According to police, the investigation into the incident is going well.

Building Was a Ticking Time Bomb

The house, situated on Bræðraborgarstígur 1, is on a list of illegal residential housing published by the fire brigade in 2017. The building was reported on as far back as 2015 in Stundin newspaper regarding sub-standard housing for foreign workers. At the time, a Reykjavík city building inspector commented that the house was to be inspected. Investigative journalism programme Kveikur took up the matter of illegal residence in the house in 2017. The registered owner of the house is local contractor HD Verk, whose owners have not made any comments on the fire. The building had also been rented by temporary work agencies Seigla and Menn í Vinnu.

“We’ve had a ticking time bomb here for years regarding [foreign workers’] conditions,” stated CEO of Efling Union Viðar Þorsteinnson in an interview on the fire.
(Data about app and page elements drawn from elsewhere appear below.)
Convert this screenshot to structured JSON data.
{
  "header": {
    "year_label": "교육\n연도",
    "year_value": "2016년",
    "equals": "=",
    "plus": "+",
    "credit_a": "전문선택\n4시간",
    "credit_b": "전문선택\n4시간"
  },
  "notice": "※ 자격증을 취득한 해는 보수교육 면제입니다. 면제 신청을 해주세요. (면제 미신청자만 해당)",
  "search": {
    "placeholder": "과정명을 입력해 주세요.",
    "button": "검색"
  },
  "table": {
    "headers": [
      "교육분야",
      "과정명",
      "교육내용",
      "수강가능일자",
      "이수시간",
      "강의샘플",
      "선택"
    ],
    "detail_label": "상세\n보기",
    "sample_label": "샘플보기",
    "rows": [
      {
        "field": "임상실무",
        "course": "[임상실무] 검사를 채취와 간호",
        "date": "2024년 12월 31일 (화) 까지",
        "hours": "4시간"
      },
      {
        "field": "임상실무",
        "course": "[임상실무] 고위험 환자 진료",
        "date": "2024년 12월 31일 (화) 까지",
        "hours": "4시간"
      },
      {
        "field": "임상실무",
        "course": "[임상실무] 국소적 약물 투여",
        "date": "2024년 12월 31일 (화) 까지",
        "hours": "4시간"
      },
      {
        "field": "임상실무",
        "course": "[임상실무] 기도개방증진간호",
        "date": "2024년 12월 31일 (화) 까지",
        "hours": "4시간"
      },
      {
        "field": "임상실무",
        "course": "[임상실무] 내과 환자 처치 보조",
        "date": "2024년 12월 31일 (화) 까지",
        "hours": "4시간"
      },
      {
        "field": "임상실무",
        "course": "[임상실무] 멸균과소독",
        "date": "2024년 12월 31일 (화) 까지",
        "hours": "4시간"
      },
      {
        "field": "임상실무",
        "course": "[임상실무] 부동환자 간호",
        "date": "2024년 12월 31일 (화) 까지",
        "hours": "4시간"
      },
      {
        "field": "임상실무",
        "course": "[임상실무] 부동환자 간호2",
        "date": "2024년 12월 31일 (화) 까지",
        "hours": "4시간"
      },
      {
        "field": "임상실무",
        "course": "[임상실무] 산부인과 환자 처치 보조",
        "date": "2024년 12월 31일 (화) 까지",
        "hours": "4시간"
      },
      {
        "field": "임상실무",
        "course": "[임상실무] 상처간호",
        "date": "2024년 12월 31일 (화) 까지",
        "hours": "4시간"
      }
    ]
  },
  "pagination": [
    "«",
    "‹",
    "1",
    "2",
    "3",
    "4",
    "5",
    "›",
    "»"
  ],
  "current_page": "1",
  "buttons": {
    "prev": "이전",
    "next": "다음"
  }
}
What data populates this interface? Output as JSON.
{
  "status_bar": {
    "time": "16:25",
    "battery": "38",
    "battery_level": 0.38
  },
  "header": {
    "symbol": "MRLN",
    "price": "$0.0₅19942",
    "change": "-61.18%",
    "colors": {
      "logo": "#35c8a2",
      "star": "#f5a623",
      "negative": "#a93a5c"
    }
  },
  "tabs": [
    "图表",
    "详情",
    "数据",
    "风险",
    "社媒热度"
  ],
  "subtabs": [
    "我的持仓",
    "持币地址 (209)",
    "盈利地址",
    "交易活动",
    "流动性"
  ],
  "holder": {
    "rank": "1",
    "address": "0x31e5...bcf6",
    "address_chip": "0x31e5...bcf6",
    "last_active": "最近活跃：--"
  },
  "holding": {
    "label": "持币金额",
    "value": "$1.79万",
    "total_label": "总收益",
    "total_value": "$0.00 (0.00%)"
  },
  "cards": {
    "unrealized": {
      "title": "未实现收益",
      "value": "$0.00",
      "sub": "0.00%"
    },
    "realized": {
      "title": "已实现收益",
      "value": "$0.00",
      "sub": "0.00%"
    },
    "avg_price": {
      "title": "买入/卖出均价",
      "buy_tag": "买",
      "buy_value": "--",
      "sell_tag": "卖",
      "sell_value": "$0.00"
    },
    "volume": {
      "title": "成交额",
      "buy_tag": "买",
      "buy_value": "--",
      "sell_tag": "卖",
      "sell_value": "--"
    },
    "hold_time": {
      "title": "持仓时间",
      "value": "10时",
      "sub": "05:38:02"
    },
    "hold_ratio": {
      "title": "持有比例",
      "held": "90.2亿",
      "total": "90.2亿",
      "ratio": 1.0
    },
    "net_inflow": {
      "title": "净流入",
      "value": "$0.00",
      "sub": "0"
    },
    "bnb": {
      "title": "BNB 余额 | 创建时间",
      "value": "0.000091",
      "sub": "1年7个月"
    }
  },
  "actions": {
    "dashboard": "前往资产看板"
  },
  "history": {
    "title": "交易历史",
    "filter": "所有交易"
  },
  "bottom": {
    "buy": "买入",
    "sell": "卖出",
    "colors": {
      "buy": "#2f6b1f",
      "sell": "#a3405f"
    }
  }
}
Viðar criticised the Ministry of Justice for placing emphasis on arresting undocumented workers while “Employers who are responsible for this activity, who are the perpetrators of criminal activity on the Icelandic labour market – they walk free.”

Sues State for Additional Compensation in Infamous Case

Guðmundur og Geirfinnur case Supreme court

Kristján Viðar Júlíusson, one of five who was acquitted by the Supreme Court in Iceland’s most infamous disappearance case, has sued the Icelandic state for ISK 1.4 billion ($11.1m/€10.1m) in compensation, RÚV reports. Kristján Viðar was one of five individuals acquitted in 2018 after the so-called Guðmundur and Geirfinnur case was reopened. The lawsuit will be filed in Reykjavík District Court this Thursday.

Kristján considers he has the right to receive compensation because he was wrongfully convicted guilty for nearly 40 years, as well as serving a prison sentence of 7.5 years. Kristján is the second of the case’s plaintiffs to sue the state: Guðjón Skarphéðinsson has done so as well, demanding ISK 3 billion ($23.8m/€21.7m) in compensation. Of the five wrongfully sentenced, only Sævar Ciesielski spent more time in prison than Kristján Viðar.

The state awarded compensation to the three living defendants in the case at the end of last month, as well as to the spouses and children of the two deceased. Kristján has now sued the state demanding to be paid the difference between the amount he originally demanded and the amount he received.

When asked about Guðjón’s lawsuit, Prime Minister Katrín Jakobsdóttir stated: “ Of course, it’s always difficult to put a price on such things and that will really never be done. These kinds of things will never be fixed with money. But of course we understand if people want to go to court and seek further justice.” Guðjón’s lawyer Ragnar Aðalsteinsson has argued that compensation for the plaintiffs should be higher. “High compensation has a range of effects. It is part of the pardon, but also acts as a restraint on police and judicial authorities in the future, to be more careful than they have been in this case, in the hope that something like this won’t repeat itself in the coming years and decades.”

The Guðmundur and Geirfinnur case is one of the most notorious cases in Icelandic criminal history. Read more about the case.